The men, both in their 20s, died at the scene. A third member was also wounded in drive-by killing, which police called a "terrorist attack".

A statement from the party - which has 18 seats in the country's 300-member parliament - read: "Two helmeted terrorists on a motorbike stopped in front of Golden Dawn's offices in [the northern Athens suburb of] Neo Iraklio while the office was open and a lot of people were [gathered around] its entrance.

"The co-rider got off [the bike] and in cold blood executed two young men at a distance of about half a metre. Before leaving the terrorists fired again … they literally emptied their weapons [of bullets] on top of them."

According to the Financial Times, party members were gathering for a speech by a party official.

Greece's public order minister Nikos Dendias said last night: "I express my sorrow at the death of two young men. The law will prevail.

"The country will not be allowed to become a battlefield for the settling of scores."

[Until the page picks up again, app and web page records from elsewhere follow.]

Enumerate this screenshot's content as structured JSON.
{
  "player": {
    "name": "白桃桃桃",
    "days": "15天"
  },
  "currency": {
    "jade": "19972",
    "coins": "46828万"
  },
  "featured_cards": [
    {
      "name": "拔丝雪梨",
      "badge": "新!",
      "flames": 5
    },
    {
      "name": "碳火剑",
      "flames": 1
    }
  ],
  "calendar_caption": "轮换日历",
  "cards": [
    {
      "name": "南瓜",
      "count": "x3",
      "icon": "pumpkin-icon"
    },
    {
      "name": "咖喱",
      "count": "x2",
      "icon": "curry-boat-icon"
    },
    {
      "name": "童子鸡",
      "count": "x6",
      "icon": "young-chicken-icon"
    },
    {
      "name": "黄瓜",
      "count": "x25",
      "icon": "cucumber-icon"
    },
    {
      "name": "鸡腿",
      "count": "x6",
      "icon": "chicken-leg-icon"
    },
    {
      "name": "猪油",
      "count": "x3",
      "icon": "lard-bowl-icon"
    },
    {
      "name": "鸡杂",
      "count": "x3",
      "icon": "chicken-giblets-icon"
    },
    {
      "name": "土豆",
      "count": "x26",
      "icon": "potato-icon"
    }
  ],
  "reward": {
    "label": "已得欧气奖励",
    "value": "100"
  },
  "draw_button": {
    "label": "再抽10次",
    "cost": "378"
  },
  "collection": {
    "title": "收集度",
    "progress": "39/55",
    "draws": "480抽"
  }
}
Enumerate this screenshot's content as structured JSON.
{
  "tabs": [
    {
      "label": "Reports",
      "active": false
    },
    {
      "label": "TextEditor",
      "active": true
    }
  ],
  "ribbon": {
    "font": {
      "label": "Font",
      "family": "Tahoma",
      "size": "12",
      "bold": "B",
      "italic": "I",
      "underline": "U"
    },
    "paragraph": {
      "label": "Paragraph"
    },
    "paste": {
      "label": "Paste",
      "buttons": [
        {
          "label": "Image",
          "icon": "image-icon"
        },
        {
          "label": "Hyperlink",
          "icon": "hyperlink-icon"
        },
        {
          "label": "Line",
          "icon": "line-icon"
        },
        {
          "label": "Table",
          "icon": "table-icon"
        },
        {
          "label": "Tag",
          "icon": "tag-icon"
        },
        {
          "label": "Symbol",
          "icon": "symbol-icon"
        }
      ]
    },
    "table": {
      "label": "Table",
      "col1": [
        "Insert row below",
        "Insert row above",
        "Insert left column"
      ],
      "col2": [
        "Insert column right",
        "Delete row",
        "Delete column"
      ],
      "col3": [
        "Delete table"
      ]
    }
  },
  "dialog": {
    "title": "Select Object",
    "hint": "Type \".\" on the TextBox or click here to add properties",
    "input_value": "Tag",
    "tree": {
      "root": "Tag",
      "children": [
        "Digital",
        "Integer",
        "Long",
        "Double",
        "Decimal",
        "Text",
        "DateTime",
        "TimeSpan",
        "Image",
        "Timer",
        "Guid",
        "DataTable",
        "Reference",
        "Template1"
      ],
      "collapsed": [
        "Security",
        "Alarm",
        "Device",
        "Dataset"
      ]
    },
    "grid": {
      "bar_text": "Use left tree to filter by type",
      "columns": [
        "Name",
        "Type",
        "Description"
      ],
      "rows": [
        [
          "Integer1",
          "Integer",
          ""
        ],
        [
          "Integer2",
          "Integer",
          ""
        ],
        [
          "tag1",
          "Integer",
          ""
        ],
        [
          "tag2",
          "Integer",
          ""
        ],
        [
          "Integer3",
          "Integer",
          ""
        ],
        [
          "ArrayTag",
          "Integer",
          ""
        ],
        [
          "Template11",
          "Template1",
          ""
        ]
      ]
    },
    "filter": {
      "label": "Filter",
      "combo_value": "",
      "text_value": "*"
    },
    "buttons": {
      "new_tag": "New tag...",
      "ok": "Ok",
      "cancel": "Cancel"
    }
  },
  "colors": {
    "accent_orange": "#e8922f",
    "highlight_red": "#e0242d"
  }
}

The shooting is only the latest fuel to a fiery political atmosphere in the crisis-hit country. In September, anti-fascist rapper Pavlos Fyssas - also known as "Killah P" - was killed in an apparently politically motivated attack blamed on Golden Dawn. The 34-year-old was stabbed in the chest after leaving a cafe with friends.

Though the party vehemently denied involvement, the murder precipitated a crackdown on its activities. Its leader, Nikos Mihaloliakos, was arrested on charges of running a criminal organisation. He and two other members await trial.

Parliament stripped four others - who are expected to face similar charges - of their immunity from prosecution. The government has in the past promised to wipe out a party it describes as a "neo-Nazi gang".

Though it uses a swastika-like emblem and its leader has denied the Holocaust, the party rejects the neo-Nazi label.

Dimitris Papadimoulis, a lawmaker from the leftist opposition Syriza party which has fiercely opposed Golden Dawn, called the shootings a "blow to democracy".

"It feeds fascism, it does not beat it," he tweeted.